In recent years, there has been increasing volatility in ocean freight rates: in the last three months of 2023, for example, quotations registered sharp falls, which have inevitably influenced market trends.
The uncertainty in the industry raises many concerns, in particular about the resilience of the supply chain for 2024.
Taking stock is the analyst firm Xeneta, which in its latest outlook painted a complex and uncertain new year for container transport.
Ocean freight rates to rise in 2024
According to Xeneta, in fact, ocean freight rates will increase dramatically, making it no longer economical for carriers to transport goods contracted under the 2023 tariffs.
As stated by Patrik Berglund, CEO of the company: “The cost of transporting containers by sea fell by 60 percent in 2023, and on some routes (such as from the Far East to Europe) the drop was even more pronounced, reaching 80 percent for both short- and long-term contracts. Currently, freight rates are so low that companies are in fact operating at a loss in many cases.”
This is a situation that cannot be tolerated much longer and which will lead, in a physiological manner, to an increase in tariffs.
Although it is not known precisely when the freight rate increases will begin to materialise, Xeneta paints a less than reassuring picture. On the one hand, he says, there will be customers who signed long-term contracts in 2023 at very low rates and, on the other hand, those who will sign agreements in 2024 at higher rates.
The companies could then decide to leave on the ground the cargoes of the former, in favour of cargoes with a higher price.
Adding to the uncertainty of this situation are the ongoing geopolitical crises in Ukraine and the Middle East and the entry into force of the Emissions Trading Scheme (ETS) in the maritime sector in 2024.
Overcapacity and reliable contracts
This situation is an important challenge for all customers who will have to learn how to protect their supply chains.
One hope comes from overcapacity, which, should it continue into 2024, could be an incentive for carriers to load all cargoes, regardless of freight contract rates, in order to fill the ships. This condition could also benefit customers with long-term contracts concluded in 2023.
Another lies in the choice of experienced and reliable operators.
Over the years, we at Marfreight have handled various situations involving market volatility, always striving to offer our customers consistent solutions in line with their expectations and needs.
Already last year, for example, following the exaggerated increase in freight rates in the spring, we offered our partners contracts on a monthly basis, with easily affordable instalments.

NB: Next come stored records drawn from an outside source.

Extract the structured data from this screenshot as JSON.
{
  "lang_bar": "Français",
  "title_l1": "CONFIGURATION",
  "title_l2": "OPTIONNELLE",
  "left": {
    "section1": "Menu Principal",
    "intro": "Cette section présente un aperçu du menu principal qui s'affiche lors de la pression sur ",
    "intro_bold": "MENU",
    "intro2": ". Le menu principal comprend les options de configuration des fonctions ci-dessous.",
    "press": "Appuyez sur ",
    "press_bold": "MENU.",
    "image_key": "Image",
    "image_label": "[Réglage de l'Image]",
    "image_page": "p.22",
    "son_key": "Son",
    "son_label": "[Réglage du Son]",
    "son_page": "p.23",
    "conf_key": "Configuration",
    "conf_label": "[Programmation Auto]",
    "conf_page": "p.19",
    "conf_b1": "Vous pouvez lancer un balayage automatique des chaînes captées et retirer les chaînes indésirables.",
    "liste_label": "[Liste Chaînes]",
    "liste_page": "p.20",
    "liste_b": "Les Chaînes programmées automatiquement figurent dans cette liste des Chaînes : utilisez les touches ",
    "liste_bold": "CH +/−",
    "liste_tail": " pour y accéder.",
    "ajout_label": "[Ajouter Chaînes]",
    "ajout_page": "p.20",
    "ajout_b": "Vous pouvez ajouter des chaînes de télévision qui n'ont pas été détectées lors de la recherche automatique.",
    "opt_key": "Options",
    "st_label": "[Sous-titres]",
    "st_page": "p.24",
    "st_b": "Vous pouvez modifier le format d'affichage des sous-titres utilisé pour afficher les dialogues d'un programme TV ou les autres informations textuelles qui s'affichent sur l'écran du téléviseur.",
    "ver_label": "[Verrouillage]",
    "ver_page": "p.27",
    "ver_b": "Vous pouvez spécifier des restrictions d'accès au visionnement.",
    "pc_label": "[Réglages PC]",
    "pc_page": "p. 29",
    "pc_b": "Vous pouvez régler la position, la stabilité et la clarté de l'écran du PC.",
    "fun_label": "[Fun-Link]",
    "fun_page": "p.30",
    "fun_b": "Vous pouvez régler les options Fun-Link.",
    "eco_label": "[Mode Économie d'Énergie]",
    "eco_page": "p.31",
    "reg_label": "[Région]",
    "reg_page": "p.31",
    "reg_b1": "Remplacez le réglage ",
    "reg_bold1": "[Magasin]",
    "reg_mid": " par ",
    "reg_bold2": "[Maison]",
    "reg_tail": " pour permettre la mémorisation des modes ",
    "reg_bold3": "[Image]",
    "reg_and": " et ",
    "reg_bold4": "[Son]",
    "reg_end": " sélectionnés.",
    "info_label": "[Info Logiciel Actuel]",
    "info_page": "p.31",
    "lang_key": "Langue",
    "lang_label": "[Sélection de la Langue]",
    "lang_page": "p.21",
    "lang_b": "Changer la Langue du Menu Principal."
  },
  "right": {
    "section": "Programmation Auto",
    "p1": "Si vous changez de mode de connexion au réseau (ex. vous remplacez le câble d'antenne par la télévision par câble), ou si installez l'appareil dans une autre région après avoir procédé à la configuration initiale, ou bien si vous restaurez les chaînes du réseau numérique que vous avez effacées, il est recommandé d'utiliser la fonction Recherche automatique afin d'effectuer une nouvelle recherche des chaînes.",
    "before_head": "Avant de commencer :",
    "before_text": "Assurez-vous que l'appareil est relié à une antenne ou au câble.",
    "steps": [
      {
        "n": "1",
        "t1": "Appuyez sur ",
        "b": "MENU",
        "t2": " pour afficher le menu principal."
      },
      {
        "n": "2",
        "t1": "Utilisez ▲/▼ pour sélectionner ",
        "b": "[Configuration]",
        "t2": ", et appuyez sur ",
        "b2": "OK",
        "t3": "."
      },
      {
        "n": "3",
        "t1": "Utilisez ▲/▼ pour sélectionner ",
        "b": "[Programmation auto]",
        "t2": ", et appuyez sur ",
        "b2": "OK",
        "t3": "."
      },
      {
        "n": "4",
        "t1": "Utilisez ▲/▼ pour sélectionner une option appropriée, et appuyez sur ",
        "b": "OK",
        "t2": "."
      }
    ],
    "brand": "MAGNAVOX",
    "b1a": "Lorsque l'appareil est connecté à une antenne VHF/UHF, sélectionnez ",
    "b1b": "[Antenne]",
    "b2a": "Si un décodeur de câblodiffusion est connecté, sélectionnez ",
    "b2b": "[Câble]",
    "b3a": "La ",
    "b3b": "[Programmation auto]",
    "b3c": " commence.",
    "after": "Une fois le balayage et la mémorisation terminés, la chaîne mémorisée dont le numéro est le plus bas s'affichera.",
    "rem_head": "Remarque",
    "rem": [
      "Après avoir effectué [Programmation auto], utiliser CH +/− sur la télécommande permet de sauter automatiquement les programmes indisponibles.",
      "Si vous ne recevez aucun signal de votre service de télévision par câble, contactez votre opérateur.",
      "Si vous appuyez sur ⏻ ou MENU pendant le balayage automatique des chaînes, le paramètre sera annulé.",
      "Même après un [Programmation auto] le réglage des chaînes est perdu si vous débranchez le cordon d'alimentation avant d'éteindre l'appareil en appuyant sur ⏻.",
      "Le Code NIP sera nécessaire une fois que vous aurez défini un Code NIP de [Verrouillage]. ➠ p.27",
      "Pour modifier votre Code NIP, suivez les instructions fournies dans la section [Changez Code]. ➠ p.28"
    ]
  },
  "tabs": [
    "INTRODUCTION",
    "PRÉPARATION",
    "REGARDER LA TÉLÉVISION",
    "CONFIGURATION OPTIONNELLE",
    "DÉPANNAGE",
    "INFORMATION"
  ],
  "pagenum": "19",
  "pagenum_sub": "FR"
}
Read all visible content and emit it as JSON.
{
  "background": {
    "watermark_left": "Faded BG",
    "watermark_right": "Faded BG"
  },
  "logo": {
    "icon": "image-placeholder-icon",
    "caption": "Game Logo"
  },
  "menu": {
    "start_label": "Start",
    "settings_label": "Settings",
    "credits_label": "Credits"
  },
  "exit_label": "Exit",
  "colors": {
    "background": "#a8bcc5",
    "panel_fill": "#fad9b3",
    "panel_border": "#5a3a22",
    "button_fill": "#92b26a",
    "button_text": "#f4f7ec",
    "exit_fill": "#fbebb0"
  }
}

As industry operators who care about their customers’ businesses, we have an obligation always to be ready to face and manage market changes, to ensure the best solutions in terms of security and value.